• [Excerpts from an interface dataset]
*** Block opens ***
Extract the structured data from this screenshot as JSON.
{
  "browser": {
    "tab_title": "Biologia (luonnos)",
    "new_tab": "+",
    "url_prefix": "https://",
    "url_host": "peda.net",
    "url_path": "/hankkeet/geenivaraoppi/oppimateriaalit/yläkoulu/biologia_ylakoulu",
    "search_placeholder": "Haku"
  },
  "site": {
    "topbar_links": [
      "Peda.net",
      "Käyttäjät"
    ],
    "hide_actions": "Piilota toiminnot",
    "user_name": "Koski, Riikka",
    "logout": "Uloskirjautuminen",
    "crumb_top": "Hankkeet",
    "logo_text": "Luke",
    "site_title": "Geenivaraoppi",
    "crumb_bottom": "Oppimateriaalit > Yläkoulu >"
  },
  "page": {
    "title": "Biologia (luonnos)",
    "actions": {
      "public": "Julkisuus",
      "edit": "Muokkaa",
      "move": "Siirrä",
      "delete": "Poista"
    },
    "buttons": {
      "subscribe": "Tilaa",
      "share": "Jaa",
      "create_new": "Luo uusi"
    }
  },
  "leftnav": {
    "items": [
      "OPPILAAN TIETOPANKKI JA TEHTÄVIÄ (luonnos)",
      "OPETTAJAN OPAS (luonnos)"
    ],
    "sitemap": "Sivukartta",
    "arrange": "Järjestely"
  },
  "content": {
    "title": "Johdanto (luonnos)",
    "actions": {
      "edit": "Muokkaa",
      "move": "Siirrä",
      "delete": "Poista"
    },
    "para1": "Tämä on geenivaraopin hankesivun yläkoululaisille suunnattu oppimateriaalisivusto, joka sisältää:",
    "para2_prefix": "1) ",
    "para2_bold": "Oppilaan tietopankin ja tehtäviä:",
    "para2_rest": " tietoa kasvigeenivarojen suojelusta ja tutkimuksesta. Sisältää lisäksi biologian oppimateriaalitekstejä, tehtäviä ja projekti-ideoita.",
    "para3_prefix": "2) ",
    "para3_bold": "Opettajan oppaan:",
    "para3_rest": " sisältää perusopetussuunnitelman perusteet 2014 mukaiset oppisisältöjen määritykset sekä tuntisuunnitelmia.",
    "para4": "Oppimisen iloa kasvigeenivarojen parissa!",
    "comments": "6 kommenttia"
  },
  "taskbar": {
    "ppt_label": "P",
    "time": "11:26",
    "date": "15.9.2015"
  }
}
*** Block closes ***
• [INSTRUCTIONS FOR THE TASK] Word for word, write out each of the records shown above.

• [RESULT]
Extract the structured data from this screenshot as JSON.
{
  "browser": {
    "tab_title": "Biologia (luonnos)",
    "new_tab": "+",
    "url_prefix": "https://",
    "url_host": "peda.net",
    "url_path": "/hankkeet/geenivaraoppi/oppimateriaalit/yläkoulu/biologia_ylakoulu",
    "search_placeholder": "Haku"
  },
  "site": {
    "topbar_links": [
      "Peda.net",
      "Käyttäjät"
    ],
    "hide_actions": "Piilota toiminnot",
    "user_name": "Koski, Riikka",
    "logout": "Uloskirjautuminen",
    "crumb_top": "Hankkeet",
    "logo_text": "Luke",
    "site_title": "Geenivaraoppi",
    "crumb_bottom": "Oppimateriaalit > Yläkoulu >"
  },
  "page": {
    "title": "Biologia (luonnos)",
    "actions": {
      "public": "Julkisuus",
      "edit": "Muokkaa",
      "move": "Siirrä",
      "delete": "Poista"
    },
    "buttons": {
      "subscribe": "Tilaa",
      "share": "Jaa",
      "create_new": "Luo uusi"
    }
  },
  "leftnav": {
    "items": [
      "OPPILAAN TIETOPANKKI JA TEHTÄVIÄ (luonnos)",
      "OPETTAJAN OPAS (luonnos)"
    ],
    "sitemap": "Sivukartta",
    "arrange": "Järjestely"
  },
  "content": {
    "title": "Johdanto (luonnos)",
    "actions": {
      "edit": "Muokkaa",
      "move": "Siirrä",
      "delete": "Poista"
    },
    "para1": "Tämä on geenivaraopin hankesivun yläkoululaisille suunnattu oppimateriaalisivusto, joka sisältää:",
    "para2_prefix": "1) ",
    "para2_bold": "Oppilaan tietopankin ja tehtäviä:",
    "para2_rest": " tietoa kasvigeenivarojen suojelusta ja tutkimuksesta. Sisältää lisäksi biologian oppimateriaalitekstejä, tehtäviä ja projekti-ideoita.",
    "para3_prefix": "2) ",
    "para3_bold": "Opettajan oppaan:",
    "para3_rest": " sisältää perusopetussuunnitelman perusteet 2014 mukaiset oppisisältöjen määritykset sekä tuntisuunnitelmia.",
    "para4": "Oppimisen iloa kasvigeenivarojen parissa!",
    "comments": "6 kommenttia"
  },
  "taskbar": {
    "ppt_label": "P",
    "time": "11:26",
    "date": "15.9.2015"
  }
}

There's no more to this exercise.